PROBLEM REQUIREMENTS:
Each record below needs to be copied out exactly as it stands.

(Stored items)

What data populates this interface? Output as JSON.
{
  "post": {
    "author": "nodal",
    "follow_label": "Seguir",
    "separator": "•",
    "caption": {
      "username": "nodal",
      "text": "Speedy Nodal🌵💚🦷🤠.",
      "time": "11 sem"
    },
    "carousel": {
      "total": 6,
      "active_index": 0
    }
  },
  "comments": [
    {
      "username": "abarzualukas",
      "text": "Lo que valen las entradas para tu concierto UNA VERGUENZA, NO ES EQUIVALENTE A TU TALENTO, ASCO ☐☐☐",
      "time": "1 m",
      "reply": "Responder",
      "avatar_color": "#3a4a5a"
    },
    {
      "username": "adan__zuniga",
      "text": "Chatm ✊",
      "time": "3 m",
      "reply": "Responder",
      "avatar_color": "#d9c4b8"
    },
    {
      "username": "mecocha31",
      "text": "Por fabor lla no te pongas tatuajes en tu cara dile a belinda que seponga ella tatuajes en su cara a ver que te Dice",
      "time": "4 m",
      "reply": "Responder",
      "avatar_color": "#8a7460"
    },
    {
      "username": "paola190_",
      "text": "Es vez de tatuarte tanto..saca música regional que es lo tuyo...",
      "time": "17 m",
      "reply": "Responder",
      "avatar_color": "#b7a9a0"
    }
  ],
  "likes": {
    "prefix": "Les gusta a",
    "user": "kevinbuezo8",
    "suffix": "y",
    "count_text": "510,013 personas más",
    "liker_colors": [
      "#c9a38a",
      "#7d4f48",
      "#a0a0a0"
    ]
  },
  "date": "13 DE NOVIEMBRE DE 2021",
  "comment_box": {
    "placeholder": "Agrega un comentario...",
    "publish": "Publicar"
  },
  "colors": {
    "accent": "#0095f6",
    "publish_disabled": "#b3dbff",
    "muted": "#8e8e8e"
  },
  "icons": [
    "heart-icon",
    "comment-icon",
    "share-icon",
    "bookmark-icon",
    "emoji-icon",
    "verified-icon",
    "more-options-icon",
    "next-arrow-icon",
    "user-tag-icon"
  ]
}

RESULT FOR THIS TASK:
What data populates this interface? Output as JSON.
{
  "post": {
    "author": "nodal",
    "follow_label": "Seguir",
    "separator": "•",
    "caption": {
      "username": "nodal",
      "text": "Speedy Nodal🌵💚🦷🤠.",
      "time": "11 sem"
    },
    "carousel": {
      "total": 6,
      "active_index": 0
    }
  },
  "comments": [
    {
      "username": "abarzualukas",
      "text": "Lo que valen las entradas para tu concierto UNA VERGUENZA, NO ES EQUIVALENTE A TU TALENTO, ASCO ☐☐☐",
      "time": "1 m",
      "reply": "Responder",
      "avatar_color": "#3a4a5a"
    },
    {
      "username": "adan__zuniga",
      "text": "Chatm ✊",
      "time": "3 m",
      "reply": "Responder",
      "avatar_color": "#d9c4b8"
    },
    {
      "username": "mecocha31",
      "text": "Por fabor lla no te pongas tatuajes en tu cara dile a belinda que seponga ella tatuajes en su cara a ver que te Dice",
      "time": "4 m",
      "reply": "Responder",
      "avatar_color": "#8a7460"
    },
    {
      "username": "paola190_",
      "text": "Es vez de tatuarte tanto..saca música regional que es lo tuyo...",
      "time": "17 m",
      "reply": "Responder",
      "avatar_color": "#b7a9a0"
    }
  ],
  "likes": {
    "prefix": "Les gusta a",
    "user": "kevinbuezo8",
    "suffix": "y",
    "count_text": "510,013 personas más",
    "liker_colors": [
      "#c9a38a",
      "#7d4f48",
      "#a0a0a0"
    ]
  },
  "date": "13 DE NOVIEMBRE DE 2021",
  "comment_box": {
    "placeholder": "Agrega un comentario...",
    "publish": "Publicar"
  },
  "colors": {
    "accent": "#0095f6",
    "publish_disabled": "#b3dbff",
    "muted": "#8e8e8e"
  },
  "icons": [
    "heart-icon",
    "comment-icon",
    "share-icon",
    "bookmark-icon",
    "emoji-icon",
    "verified-icon",
    "more-options-icon",
    "next-arrow-icon",
    "user-tag-icon"
  ]
}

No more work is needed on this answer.